I was talking with someone about medical education yesterday, and was making the point that however much knowledge a doctor has stuffed in their head, it matters little if they are unable to communicate that knowledge effectively. Being able to effectively convey your thinking to clients and colleagues is a key skill for good medical care, I think, but I fear we doctors often fall down here (especially in our communication with patients). I think other things are important too, like actually listening to your patients, engaging them in the decision making process and even, where relevant, asking them what they think the problem is.
If I were to add another key quality to good medicine it would be that doctors should care about the outcome of their care and advice. Earlier this week I was talking with the father of a patient about the management of low thyroid function (hypothyroidism). I made the point that some endocrinologists are quite fixated on judging the status of someone’s thyroid function by blood test results alone, even though these tests are often inadequate and sometimes misleading. It’s not that uncommon to see a patient whose test results are normal, but who appear to be very obviously suffering from low thyroid function. Slavish adherence to thyroid hormone ‘normal ranges’ means that these patients may go without medication that could lead to huge improvements in their symptoms and quality of life.

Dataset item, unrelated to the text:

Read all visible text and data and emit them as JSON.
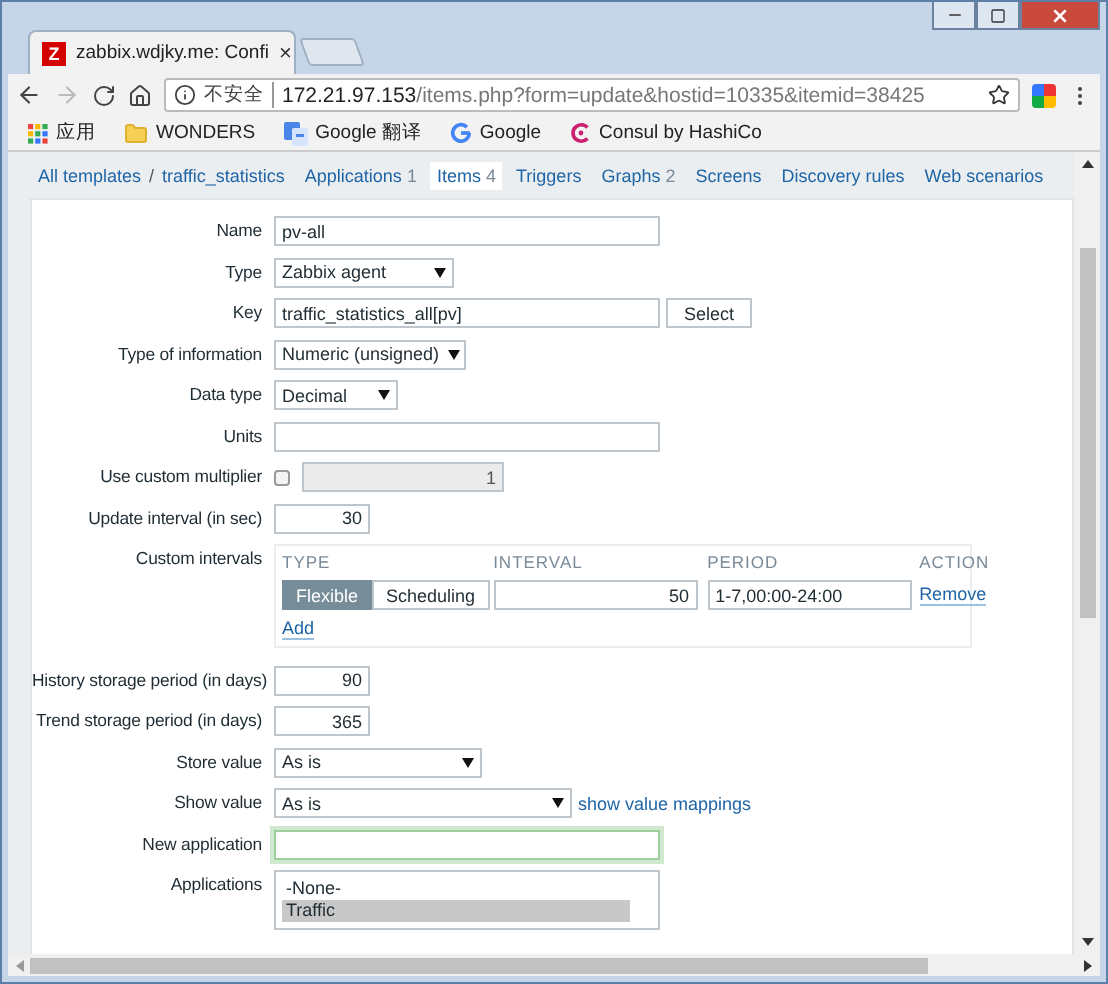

Last week I was talking to a doctor who asked me how I would justify treating someone with thyroid hormone even when tests results were normal. I told him I’d justify it by understanding the deficiency of testing, what I see before my eyes and then (I hope) the clinical improvement I see in the patient and what the patient tells me.
I was reminded of these conversations yesterday when I came across a piece of research which assessed the relationship between the amount of empathy doctors exhibit and outcomes in patients with diabetes . This Italian study assessed this relationship in almost 21,000 diabetic over a year-long period. The outcomes the researchers assessed were signs of poor diabetic control including ‘diabetic ketoacidosis’ (uncontrolled type 1 diabetes), coma, and ‘hyperosmolar state’ (raised blood sugar levels). Together, these issues can be described as ‘acute metabolic complications’.
Compared to patients of physicians with low empathy scores, patients of those with high empathy scores had a 41 per cent reduced risk of acute metabolic complications. The authors of the study conclude that:
These results suggest that physician empathy is significantly associated with clinical outcome for patients with diabetes mellitus and should be considered an important component of clinical competence.
Caring not just for but about people is, I believe, a key aspect of good medicine. Unfortunately, unlike facts and figures, it’s not something that I believe can be learned so easily.
1. Canale SD, et al. The Relationship Between Physician Empathy and Disease Complications: An Empirical Study of Primary Care Physicians and Their Diabetic Patients in Parma, Italy. Acad Med. 2012;87(9):1243-1249